ACTIVITY. Where does the word "subtitle" appear in the data? Copy every line that holds it.

[SUPPLIED MATERIAL Boundary: Start]

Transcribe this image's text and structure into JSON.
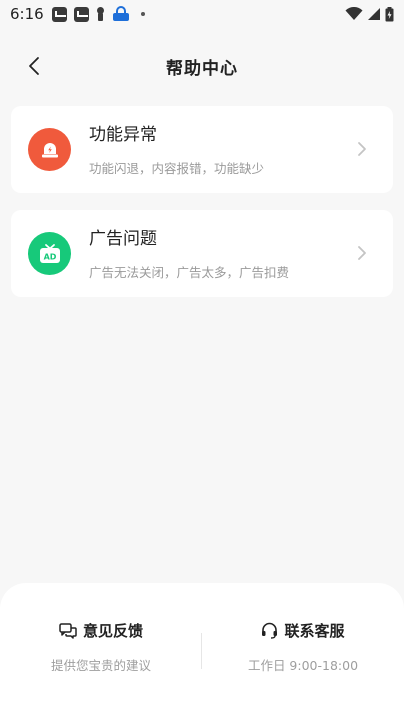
{
  "status_bar": {
    "time": "6:16",
    "icons": [
      "mail-box-icon",
      "mail-box-icon",
      "person-icon",
      "lock-app-icon",
      "dot-icon",
      "wifi-icon",
      "signal-icon",
      "battery-icon"
    ]
  },
  "header": {
    "title": "帮助中心",
    "back_icon": "chevron-left-icon"
  },
  "cards": [
    {
      "title": "功能异常",
      "subtitle": "功能闪退，内容报错，功能缺少",
      "icon": "alert-bell-icon",
      "color": "#f05a3c"
    },
    {
      "title": "广告问题",
      "subtitle": "广告无法关闭，广告太多，广告扣费",
      "icon": "ad-tv-icon",
      "color": "#17c97a"
    }
  ],
  "bottom": {
    "feedback": {
      "title": "意见反馈",
      "subtitle": "提供您宝贵的建议",
      "icon": "chat-bubbles-icon"
    },
    "service": {
      "title": "联系客服",
      "subtitle": "工作日 9:00-18:00",
      "icon": "headset-icon"
    }
  }
}
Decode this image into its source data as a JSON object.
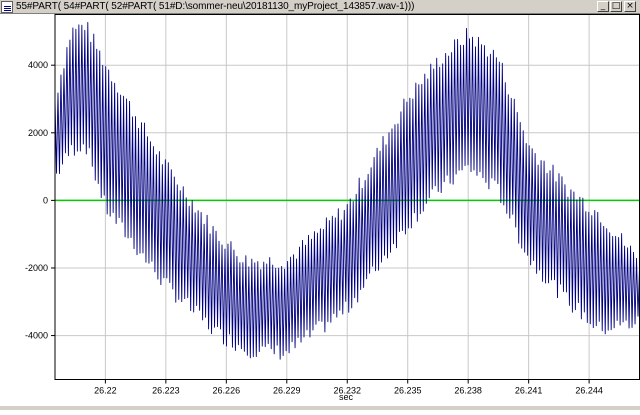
{
  "window": {
    "title": "55#PART( 54#PART( 52#PART( 51#D:\\sommer-neu\\20181130_myProject_143857.wav-1)))",
    "buttons": {
      "minimize": "_",
      "maximize": "□",
      "close": "×"
    }
  },
  "colors": {
    "signal": "#000080",
    "zero_line": "#00cc00",
    "grid": "#c8c8c8",
    "titlebar": "#d4d0c8"
  },
  "chart_data": {
    "type": "line",
    "title": "",
    "xlabel": "sec",
    "ylabel": "",
    "xlim": [
      26.2175,
      26.2465
    ],
    "ylim": [
      -5300,
      5500
    ],
    "x_ticks": [
      "26.22",
      "26.223",
      "26.226",
      "26.229",
      "26.232",
      "26.235",
      "26.238",
      "26.241",
      "26.244"
    ],
    "x_tick_values": [
      26.22,
      26.223,
      26.226,
      26.229,
      26.232,
      26.235,
      26.238,
      26.241,
      26.244
    ],
    "y_ticks": [
      "4000",
      "2000",
      "0",
      "-2000",
      "-4000"
    ],
    "y_tick_values": [
      4000,
      2000,
      0,
      -2000,
      -4000
    ],
    "grid": true,
    "zero_line": true,
    "series": [
      {
        "envelope_upper": [
          [
            26.2175,
            3000
          ],
          [
            26.2183,
            5000
          ],
          [
            26.219,
            5200
          ],
          [
            26.22,
            4000
          ],
          [
            26.223,
            1000
          ],
          [
            26.2255,
            -1000
          ],
          [
            26.227,
            -1800
          ],
          [
            26.229,
            -1800
          ],
          [
            26.232,
            -200
          ],
          [
            26.235,
            3000
          ],
          [
            26.2365,
            4100
          ],
          [
            26.238,
            4900
          ],
          [
            26.2395,
            4200
          ],
          [
            26.241,
            1600
          ],
          [
            26.243,
            300
          ],
          [
            26.2445,
            -400
          ],
          [
            26.2465,
            -1800
          ]
        ],
        "envelope_lower": [
          [
            26.2175,
            700
          ],
          [
            26.2183,
            1500
          ],
          [
            26.219,
            1700
          ],
          [
            26.22,
            -200
          ],
          [
            26.223,
            -2500
          ],
          [
            26.2255,
            -3900
          ],
          [
            26.227,
            -4400
          ],
          [
            26.229,
            -4500
          ],
          [
            26.232,
            -3200
          ],
          [
            26.235,
            -700
          ],
          [
            26.2365,
            300
          ],
          [
            26.238,
            1000
          ],
          [
            26.2395,
            300
          ],
          [
            26.241,
            -1700
          ],
          [
            26.243,
            -3000
          ],
          [
            26.2445,
            -3800
          ],
          [
            26.2465,
            -3600
          ]
        ],
        "oscillations": 196
      }
    ]
  }
}
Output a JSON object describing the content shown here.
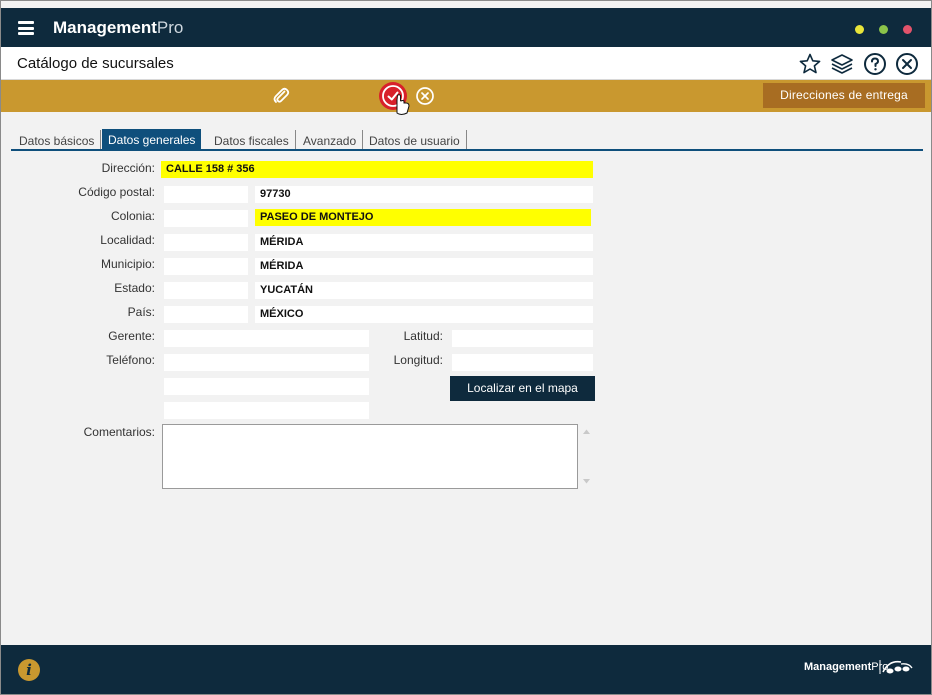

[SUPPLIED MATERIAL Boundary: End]

ANSWER SPACE.
      "subtitle": "功能闪退，内容报错，功能缺少",
      "subtitle": "广告无法关闭，广告太多，广告扣费",
      "subtitle": "提供您宝贵的建议",
      "subtitle": "工作日 9:00-18:00",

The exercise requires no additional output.